--- TASK BRIEF ---
Across these entries, report how many lines include the string "ARBEIDSGIVERAVGIFT", with nothing but the number.
-*-*-
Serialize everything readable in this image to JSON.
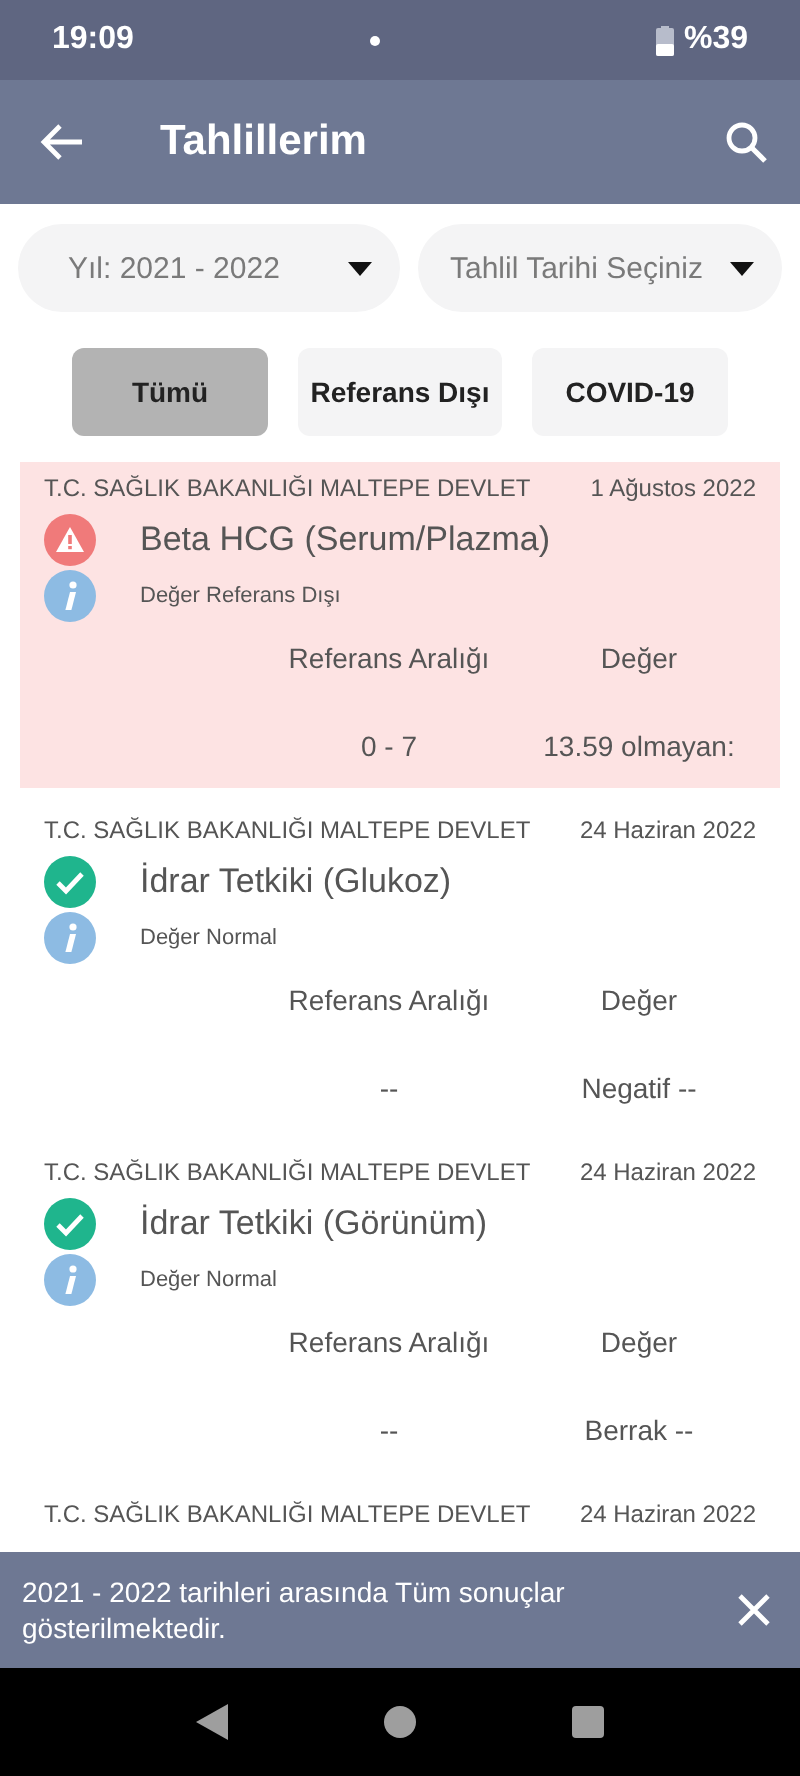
{
  "status_bar": {
    "time": "19:09",
    "battery": "%39"
  },
  "app_bar": {
    "title": "Tahlillerim"
  },
  "dropdowns": [
    {
      "value": "Yıl: 2021 - 2022"
    },
    {
      "value": "Tahlil Tarihi Seçiniz"
    }
  ],
  "filters": [
    {
      "label": "Tümü",
      "selected": true
    },
    {
      "label": "Referans Dışı",
      "selected": false
    },
    {
      "label": "COVID-19",
      "selected": false
    }
  ],
  "results": [
    {
      "kind": "abnormal",
      "hospital": "T.C. SAĞLIK BAKANLIĞI MALTEPE DEVLET",
      "date": "1 Ağustos 2022",
      "test": "Beta HCG (Serum/Plazma)",
      "note": "Değer Referans Dışı",
      "range_label": "Referans Aralığı",
      "value_label": "Değer",
      "range": "0 - 7",
      "value": "13.59 olmayan:"
    },
    {
      "kind": "normal",
      "hospital": "T.C. SAĞLIK BAKANLIĞI MALTEPE DEVLET",
      "date": "24 Haziran 2022",
      "test": "İdrar Tetkiki (Glukoz)",
      "note": "Değer Normal",
      "range_label": "Referans Aralığı",
      "value_label": "Değer",
      "range": "--",
      "value": "Negatif --"
    },
    {
      "kind": "normal",
      "hospital": "T.C. SAĞLIK BAKANLIĞI MALTEPE DEVLET",
      "date": "24 Haziran 2022",
      "test": "İdrar Tetkiki (Görünüm)",
      "note": "Değer Normal",
      "range_label": "Referans Aralığı",
      "value_label": "Değer",
      "range": "--",
      "value": "Berrak --"
    },
    {
      "kind": "header_only",
      "hospital": "T.C. SAĞLIK BAKANLIĞI MALTEPE DEVLET",
      "date": "24 Haziran 2022"
    }
  ],
  "snackbar": {
    "message": "2021 - 2022 tarihleri arasında Tüm sonuçlar gösterilmektedir."
  }
}
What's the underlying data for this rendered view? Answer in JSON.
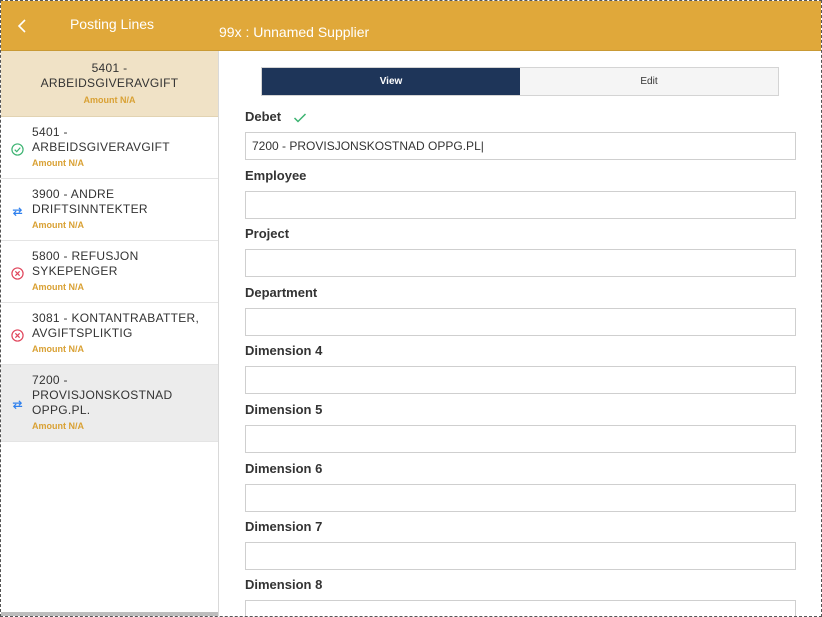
{
  "header": {
    "left_title": "Posting Lines",
    "title": "99x : Unnamed Supplier"
  },
  "sidebar": {
    "selected": {
      "account": "5401 - ARBEIDSGIVERAVGIFT",
      "amount": "Amount N/A"
    },
    "items": [
      {
        "account_line1": "5401 -",
        "account_line2": "ARBEIDSGIVERAVGIFT",
        "account_line3": "",
        "amount": "Amount N/A",
        "status": "check"
      },
      {
        "account_line1": "3900 - ANDRE",
        "account_line2": "DRIFTSINNTEKTER",
        "account_line3": "",
        "amount": "Amount N/A",
        "status": "swap"
      },
      {
        "account_line1": "5800 - REFUSJON",
        "account_line2": "SYKEPENGER",
        "account_line3": "",
        "amount": "Amount N/A",
        "status": "error"
      },
      {
        "account_line1": "3081 - KONTANTRABATTER,",
        "account_line2": "AVGIFTSPLIKTIG",
        "account_line3": "",
        "amount": "Amount N/A",
        "status": "error"
      },
      {
        "account_line1": "7200 -",
        "account_line2": "PROVISJONSKOSTNAD",
        "account_line3": "OPPG.PL.",
        "amount": "Amount N/A",
        "status": "swap"
      }
    ]
  },
  "toggle": {
    "view": "View",
    "edit": "Edit"
  },
  "fields": {
    "debet": {
      "label": "Debet",
      "value": "7200 - PROVISJONSKOSTNAD OPPG.PL|"
    },
    "employee": {
      "label": "Employee",
      "value": ""
    },
    "project": {
      "label": "Project",
      "value": ""
    },
    "department": {
      "label": "Department",
      "value": ""
    },
    "dimension4": {
      "label": "Dimension 4",
      "value": ""
    },
    "dimension5": {
      "label": "Dimension 5",
      "value": ""
    },
    "dimension6": {
      "label": "Dimension 6",
      "value": ""
    },
    "dimension7": {
      "label": "Dimension 7",
      "value": ""
    },
    "dimension8": {
      "label": "Dimension 8",
      "value": ""
    }
  },
  "colors": {
    "header": "#e0a83a",
    "selected_bg": "#f0e2c6",
    "amount": "#d9a134",
    "toggle_active": "#1e3559",
    "check": "#3cb371",
    "swap": "#2f80ed",
    "error": "#e0455b"
  }
}
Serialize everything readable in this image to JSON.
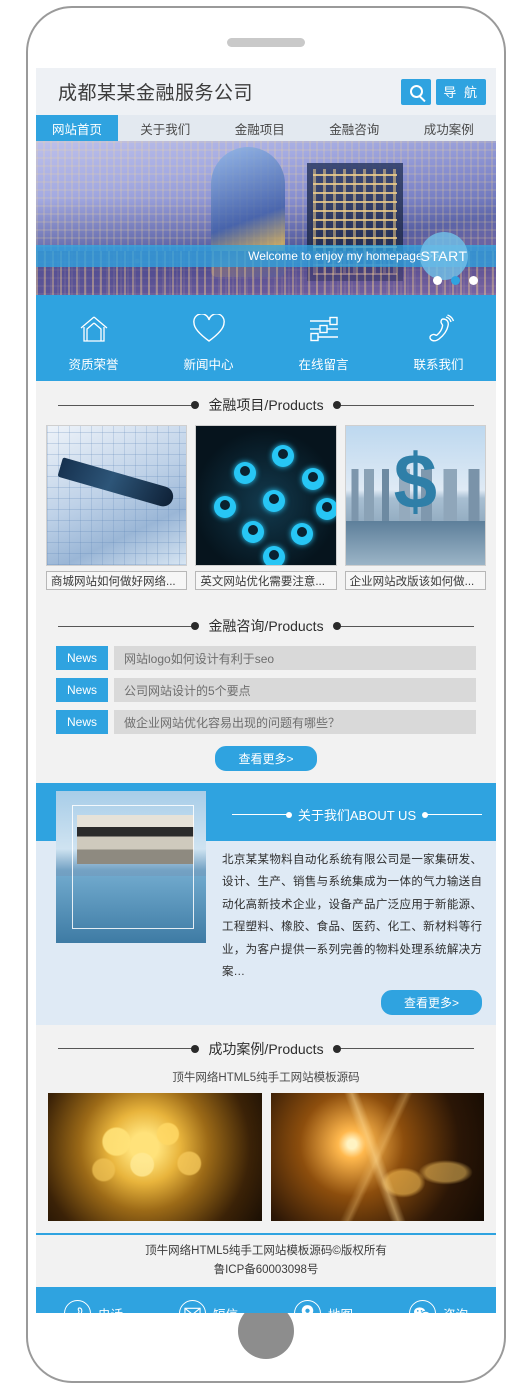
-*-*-
--- SOLUTION FOR THIS TASK ---
2